WHAT TO WORK ON:
Which lines below include "icon"? Copy them all.

Website and app data records:
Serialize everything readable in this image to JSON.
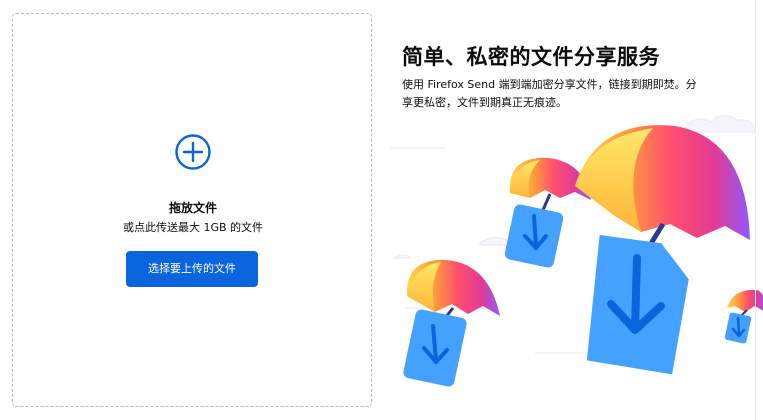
{
  "upload": {
    "icon": "add-circle-icon",
    "title": "拖放文件",
    "subtitle": "或点此传送最大 1GB 的文件",
    "button_label": "选择要上传的文件"
  },
  "intro": {
    "headline": "简单、私密的文件分享服务",
    "description": "使用 Firefox Send 端到端加密分享文件，链接到期即焚。分享更私密，文件到期真正无痕迹。"
  },
  "illustration": {
    "icon": "parachute-download-icon"
  },
  "colors": {
    "accent": "#0a64dc",
    "text": "#0c0c0d",
    "drop_border": "#b8b8c0",
    "parcel_blue": "#45a1ff",
    "arrow_blue": "#0a64dc"
  }
}
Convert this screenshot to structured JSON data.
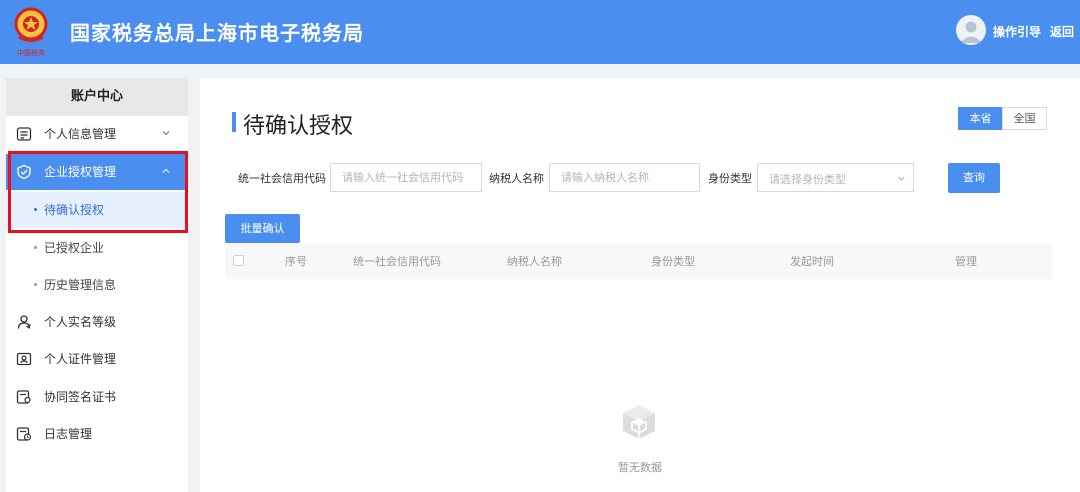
{
  "header": {
    "emblem_text": "中国税务",
    "title": "国家税务总局上海市电子税务局",
    "guide_label": "操作引导",
    "back_label": "返回"
  },
  "sidebar": {
    "heading": "账户中心",
    "items": [
      {
        "label": "个人信息管理",
        "icon": "profile-card-icon"
      },
      {
        "label": "企业授权管理",
        "icon": "shield-check-icon"
      },
      {
        "label": "待确认授权"
      },
      {
        "label": "已授权企业"
      },
      {
        "label": "历史管理信息"
      },
      {
        "label": "个人实名等级",
        "icon": "person-level-icon"
      },
      {
        "label": "个人证件管理",
        "icon": "id-card-icon"
      },
      {
        "label": "协同签名证书",
        "icon": "certificate-icon"
      },
      {
        "label": "日志管理",
        "icon": "log-icon"
      }
    ]
  },
  "main": {
    "title": "待确认授权",
    "scope": {
      "local": "本省",
      "national": "全国"
    },
    "filters": {
      "credit_code_label": "统一社会信用代码",
      "credit_code_placeholder": "请输入统一社会信用代码",
      "taxpayer_label": "纳税人名称",
      "taxpayer_placeholder": "请输入纳税人名称",
      "identity_label": "身份类型",
      "identity_placeholder": "请选择身份类型",
      "search_button": "查询"
    },
    "batch_button": "批量确认",
    "table": {
      "columns": [
        "序号",
        "统一社会信用代码",
        "纳税人名称",
        "身份类型",
        "发起时间",
        "管理"
      ]
    },
    "empty_text": "暂无数据"
  },
  "colors": {
    "primary": "#4a8ff0",
    "highlight_box": "#e8101e"
  }
}
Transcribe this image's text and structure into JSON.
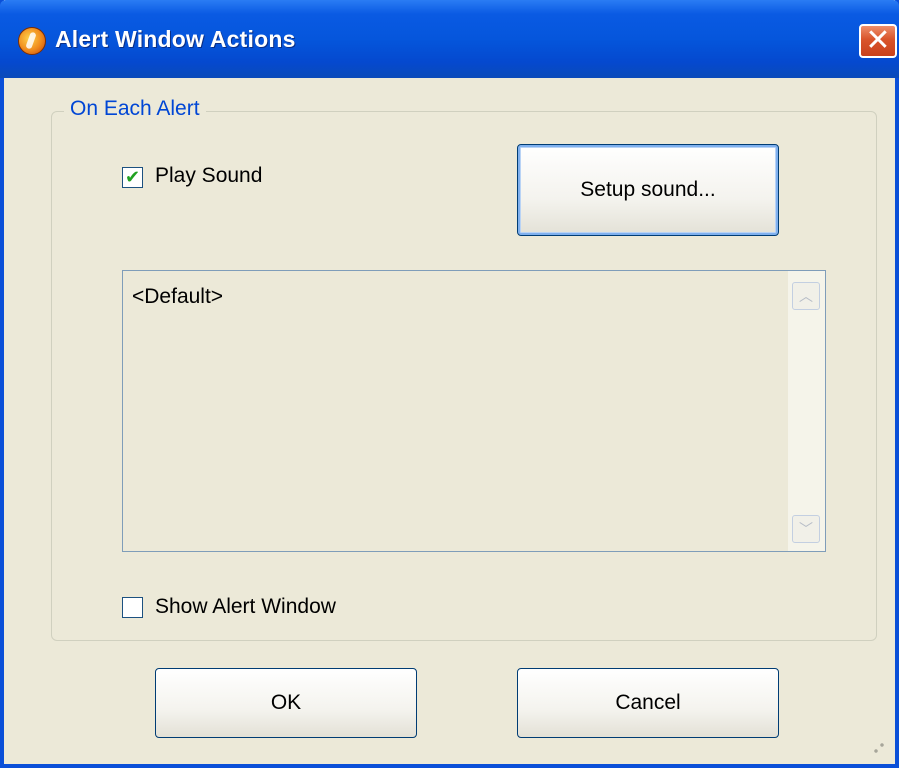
{
  "window": {
    "title": "Alert Window Actions",
    "close_glyph": "✕",
    "app_icon": "app-icon"
  },
  "group": {
    "legend": "On Each Alert",
    "play_sound": {
      "label": "Play Sound",
      "checked": true
    },
    "setup_sound_label": "Setup sound...",
    "sound_list": [
      "<Default>"
    ],
    "show_alert_window": {
      "label": "Show Alert Window",
      "checked": false
    }
  },
  "buttons": {
    "ok_label": "OK",
    "cancel_label": "Cancel"
  },
  "colors": {
    "titlebar": "#0556dc",
    "legend_text": "#0046d5",
    "check_tick": "#21a121",
    "close_button": "#d9542b"
  }
}
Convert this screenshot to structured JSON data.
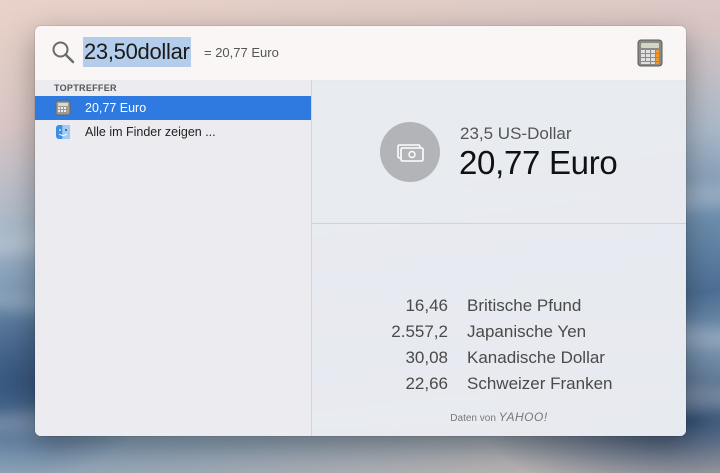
{
  "search": {
    "query": "23,50dollar",
    "inline_result": "= 20,77 Euro"
  },
  "results": {
    "section_header": "TOPTREFFER",
    "items": [
      {
        "label": "20,77 Euro",
        "icon": "calculator-icon",
        "selected": true
      },
      {
        "label": "Alle im Finder zeigen ...",
        "icon": "finder-icon",
        "selected": false
      }
    ]
  },
  "preview": {
    "source_amount": "23,5 US-Dollar",
    "converted_amount": "20,77 Euro",
    "conversions": [
      {
        "value": "16,46",
        "currency": "Britische Pfund"
      },
      {
        "value": "2.557,2",
        "currency": "Japanische Yen"
      },
      {
        "value": "30,08",
        "currency": "Kanadische Dollar"
      },
      {
        "value": "22,66",
        "currency": "Schweizer Franken"
      }
    ],
    "attribution_prefix": "Daten von",
    "attribution_brand": "YAHOO!"
  },
  "colors": {
    "selection": "#2e7ae0",
    "query_highlight": "#b3cdea"
  }
}
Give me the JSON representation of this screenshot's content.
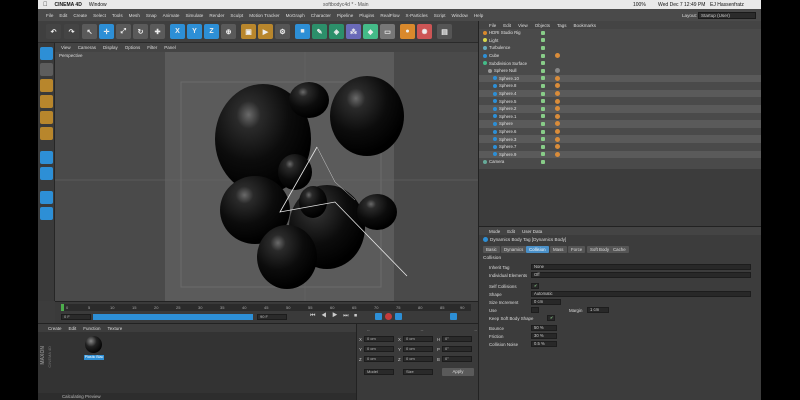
{
  "mac_menubar": {
    "apple": "",
    "app": "CINEMA 4D",
    "window": "Window",
    "clock": "Wed Dec 7  12:49 PM",
    "user": "EJ Hassenfratz",
    "battery": "100%"
  },
  "window_title": "softbodyc4d * - Main",
  "layout": {
    "label": "Layout:",
    "value": "Startup (User)"
  },
  "menu": [
    "File",
    "Edit",
    "Create",
    "Select",
    "Tools",
    "Mesh",
    "Snap",
    "Animate",
    "Simulate",
    "Render",
    "Sculpt",
    "Motion Tracker",
    "MoGraph",
    "Character",
    "Pipeline",
    "Plugins",
    "RealFlow",
    "X-Particles",
    "Script",
    "Window",
    "Help"
  ],
  "toolbar": {
    "axes": [
      "X",
      "Y",
      "Z"
    ]
  },
  "viewport": {
    "menus": [
      "View",
      "Cameras",
      "Display",
      "Options",
      "Filter",
      "Panel"
    ],
    "label": "Perspective"
  },
  "timeline": {
    "ticks": [
      "0",
      "5",
      "10",
      "15",
      "20",
      "25",
      "30",
      "35",
      "40",
      "45",
      "50",
      "55",
      "60",
      "65",
      "70",
      "75",
      "80",
      "85",
      "90"
    ],
    "current": "0 F",
    "start": "0 F",
    "end": "90 F",
    "max": "90 F"
  },
  "material_manager": {
    "menus": [
      "Create",
      "Edit",
      "Function",
      "Texture"
    ],
    "material_name": "Plastic Blac",
    "status": "Calculating Preview",
    "brand_line1": "MAXON",
    "brand_line2": "CINEMA 4D"
  },
  "coordinates": {
    "headers": [
      "--",
      "--",
      "--"
    ],
    "rows": [
      {
        "axis": "X",
        "pos": "0 cm",
        "axis2": "X",
        "size": "0 cm",
        "axis3": "H",
        "rot": "0°"
      },
      {
        "axis": "Y",
        "pos": "0 cm",
        "axis2": "Y",
        "size": "0 cm",
        "axis3": "P",
        "rot": "0°"
      },
      {
        "axis": "Z",
        "pos": "0 cm",
        "axis2": "Z",
        "size": "0 cm",
        "axis3": "B",
        "rot": "0°"
      }
    ],
    "mode1": "Model",
    "mode2": "Size",
    "apply": "Apply"
  },
  "object_manager": {
    "menus": [
      "File",
      "Edit",
      "View",
      "Objects",
      "Tags",
      "Bookmarks"
    ],
    "objects": [
      {
        "name": "HDRI Studio Rig",
        "indent": 0
      },
      {
        "name": "Light",
        "indent": 0
      },
      {
        "name": "Turbulence",
        "indent": 0
      },
      {
        "name": "Cube",
        "indent": 0
      },
      {
        "name": "Subdivision Surface",
        "indent": 0
      },
      {
        "name": "Sphere Null",
        "indent": 1
      },
      {
        "name": "Sphere.10",
        "indent": 2
      },
      {
        "name": "Sphere.8",
        "indent": 2
      },
      {
        "name": "Sphere.4",
        "indent": 2
      },
      {
        "name": "Sphere.5",
        "indent": 2
      },
      {
        "name": "Sphere.2",
        "indent": 2
      },
      {
        "name": "Sphere.1",
        "indent": 2
      },
      {
        "name": "Sphere",
        "indent": 2
      },
      {
        "name": "Sphere.6",
        "indent": 2
      },
      {
        "name": "Sphere.3",
        "indent": 2
      },
      {
        "name": "Sphere.7",
        "indent": 2
      },
      {
        "name": "Sphere.9",
        "indent": 2
      },
      {
        "name": "Camera",
        "indent": 0
      }
    ]
  },
  "attribute_manager": {
    "menus": [
      "Mode",
      "Edit",
      "User Data"
    ],
    "title": "Dynamics Body Tag [Dynamics Body]",
    "tabs": [
      "Basic",
      "Dynamics",
      "Collision",
      "Mass",
      "Force",
      "Soft Body",
      "Cache"
    ],
    "active_tab": "Collision",
    "section": "Collision",
    "fields": {
      "inherit_tag": {
        "label": "Inherit Tag",
        "value": "None"
      },
      "individual": {
        "label": "Individual Elements",
        "value": "Off"
      },
      "self_collisions": {
        "label": "Self Collisions",
        "value": "✔"
      },
      "shape": {
        "label": "Shape",
        "value": "Automatic"
      },
      "size_increment": {
        "label": "Size Increment",
        "value": "0 cm"
      },
      "use": {
        "label": "Use",
        "value": ""
      },
      "margin": {
        "label": "Margin",
        "value": "1 cm"
      },
      "keep_soft": {
        "label": "Keep Soft Body Shape",
        "value": "✔"
      },
      "bounce": {
        "label": "Bounce",
        "value": "50 %"
      },
      "friction": {
        "label": "Friction",
        "value": "30 %"
      },
      "collision_noise": {
        "label": "Collision Noise",
        "value": "0.5 %"
      }
    }
  },
  "colors": {
    "accent": "#2d8fd6",
    "active_tab": "#4a90c8",
    "orange": "#d9892c"
  }
}
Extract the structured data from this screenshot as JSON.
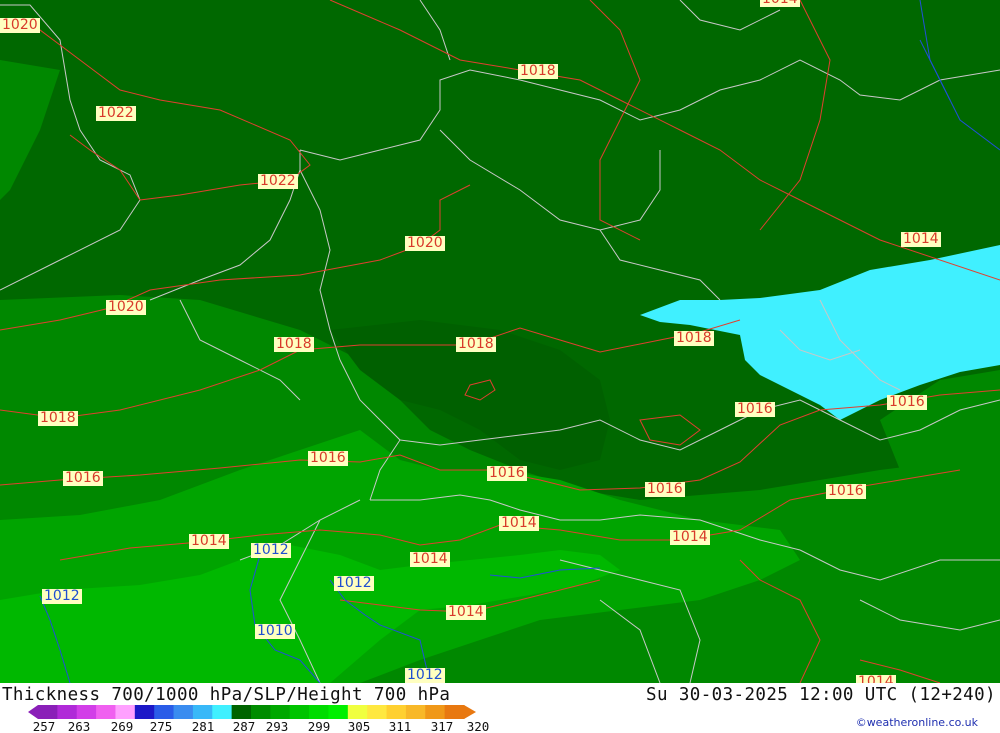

ANSWER:
    "icon": "add-circle-icon",
    "icon": "parachute-download-icon"
        "icon": "profile-card-icon"
        "icon": "shield-check-icon"
        "icon": "person-level-icon"
        "icon": "id-card-icon"
        "icon": "certificate-icon"
        "icon": "log-icon"
    "app_icon": "app-icon"
        "icon": "calculator-icon",
        "icon": "finder-icon",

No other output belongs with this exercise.